MRI, or magnetic resonance imaging, is a standard non-invasive medical procedure. Essentially, the MRI machine uses a combination of magnets and radio waves to take pictures of the inside of the body, enabling doctors and other medical professionals to diagnose internal health issues without the need for costly and invasive surgery. The MRI is a stalwart of modern healthcare, a quick and easy checkup that saves countless lives every year by catching terminal diseases in their early stages. What many Americans fail to realize, however, is that there is more than one kind of MRI machine, and that they may have the option, depending on where they live, of choosing between the two.
Open Or Closed?

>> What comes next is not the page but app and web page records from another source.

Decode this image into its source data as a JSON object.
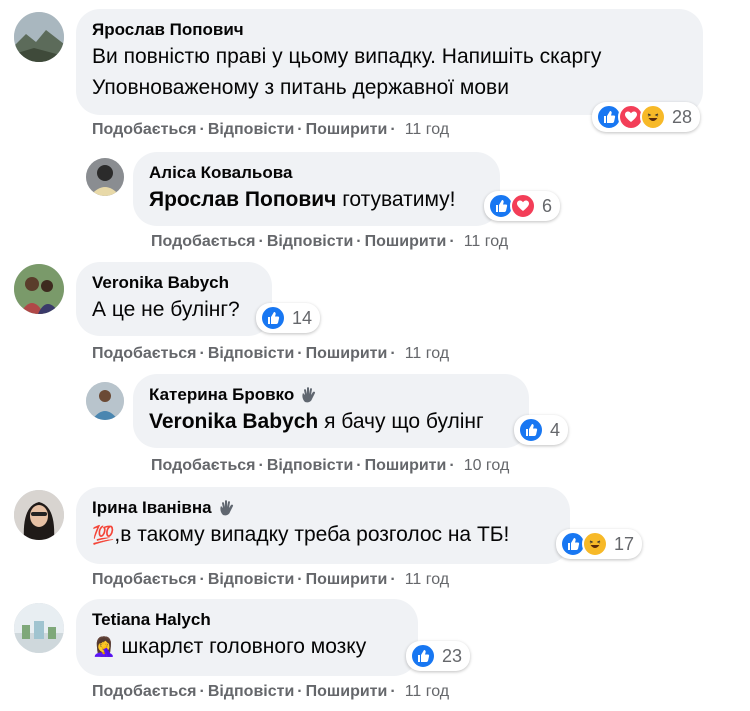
{
  "actions": {
    "like": "Подобається",
    "reply": "Відповісти",
    "share": "Поширити",
    "separator": "·"
  },
  "comments": [
    {
      "author": "Ярослав Попович",
      "line1": "Ви повністю праві у цьому випадку. Напишіть скаргу",
      "line2": "Уповноваженому з питань державної мови",
      "reactions": [
        "like",
        "love",
        "haha"
      ],
      "count": "28",
      "time": "11 год"
    },
    {
      "author": "Аліса Ковальова",
      "mention": "Ярослав Попович",
      "text": " готуватиму!",
      "reactions": [
        "like",
        "love"
      ],
      "count": "6",
      "time": "11 год"
    },
    {
      "author": "Veronika Babych",
      "text": "А це не булінг?",
      "reactions": [
        "like"
      ],
      "count": "14",
      "time": "11 год"
    },
    {
      "author": "Катерина Бровко",
      "mention": "Veronika Babych",
      "text": " я бачу що булінг",
      "reactions": [
        "like"
      ],
      "count": "4",
      "time": "10 год"
    },
    {
      "author": "Ірина Іванівна",
      "emoji": "💯",
      "text": ",в такому випадку треба розголос на ТБ!",
      "reactions": [
        "like",
        "haha"
      ],
      "count": "17",
      "time": "11 год"
    },
    {
      "author": "Tetiana Halych",
      "emoji": "🤦‍♀️",
      "text": " шкарлєт головного мозку",
      "reactions": [
        "like"
      ],
      "count": "23",
      "time": "11 год"
    }
  ],
  "colors": {
    "bubble": "#f0f2f5",
    "like": "#1877f2",
    "love": "#f33e58",
    "haha": "#f7b928",
    "meta": "#65676b"
  }
}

The original MRI machines built by early radiologists were closed, with the patient inserted into the machine and enclosed in the medical apparatus. This method is the one generally seen in films and television, in which a health-conscious protagonist finds themselves lying in a long tube for an extended period of time. The large magnetic ring through which patients pass during the MRI exam provides clear images of the skeleton and joints and is particularly useful in the diagnosis of cancer and muscular disorders. The closed MRI machine is by far the most common in the United States, as its existence predates that of the open MRI and there are simply more machines available on the market.
However, because some patients suffered from closed MRI-induced claustrophobia (the fear of being in an enclosed area), a different version of the same technology was invented to cater to the needs of patients who dislike small spaces. In areas like Winter Park open MRI machines have magnetic areas on the top and bottom of the patient area, but do not enclose the patient completely, alleviating the claustrophobia reported by many patients upon their insertion into a closed MRI machine. Open MRIs are a popular alternative to the closed variant as they are far easier to get into and out of, and they allow the patient to look out from the machine as they lie in the relatively large space between the two magnets.

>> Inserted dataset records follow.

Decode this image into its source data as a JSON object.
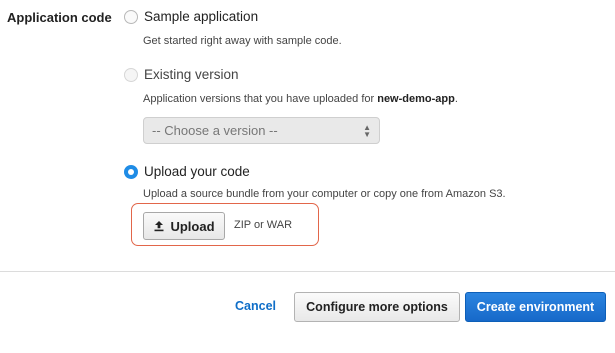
{
  "field": {
    "label": "Application code"
  },
  "options": [
    {
      "label": "Sample application",
      "help": "Get started right away with sample code.",
      "selected": false,
      "enabled": true
    },
    {
      "label": "Existing version",
      "help_prefix": "Application versions that you have uploaded for ",
      "help_app": "new-demo-app",
      "help_suffix": ".",
      "selected": false,
      "enabled": false
    },
    {
      "label": "Upload your code",
      "help": "Upload a source bundle from your computer or copy one from Amazon S3.",
      "selected": true,
      "enabled": true
    }
  ],
  "version_select": {
    "value": "-- Choose a version --",
    "enabled": false
  },
  "upload": {
    "button_label": "Upload",
    "icon": "upload-icon",
    "hint": "ZIP or WAR",
    "highlight_color": "#e2664a"
  },
  "footer": {
    "cancel_label": "Cancel",
    "configure_label": "Configure more options",
    "create_label": "Create environment",
    "primary_color": "#1769c9",
    "link_color": "#0f6ec8"
  }
}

MRI and Your Health
One of the great benefits of magnetic resonance imaging technology is that it does not use ionized radiation. For this reason, it’s suitable for pregnant women, although as the fetus is more sensitive to the effects of heat and noise, doctors recommend that pregnant women not undergo unnecessary MRI scans until the end of the first trimester. In Winter Park open MRI is a popular method of diagnosing congenital effects in a developing fetus, as it can provide significantly more diagnostic information than an ultrasound. MRI imaging is increasingly becoming the method of choice for in-utero diagnosis as it is non-invasive and can assist greatly in the planning of life-saving fetal surgery.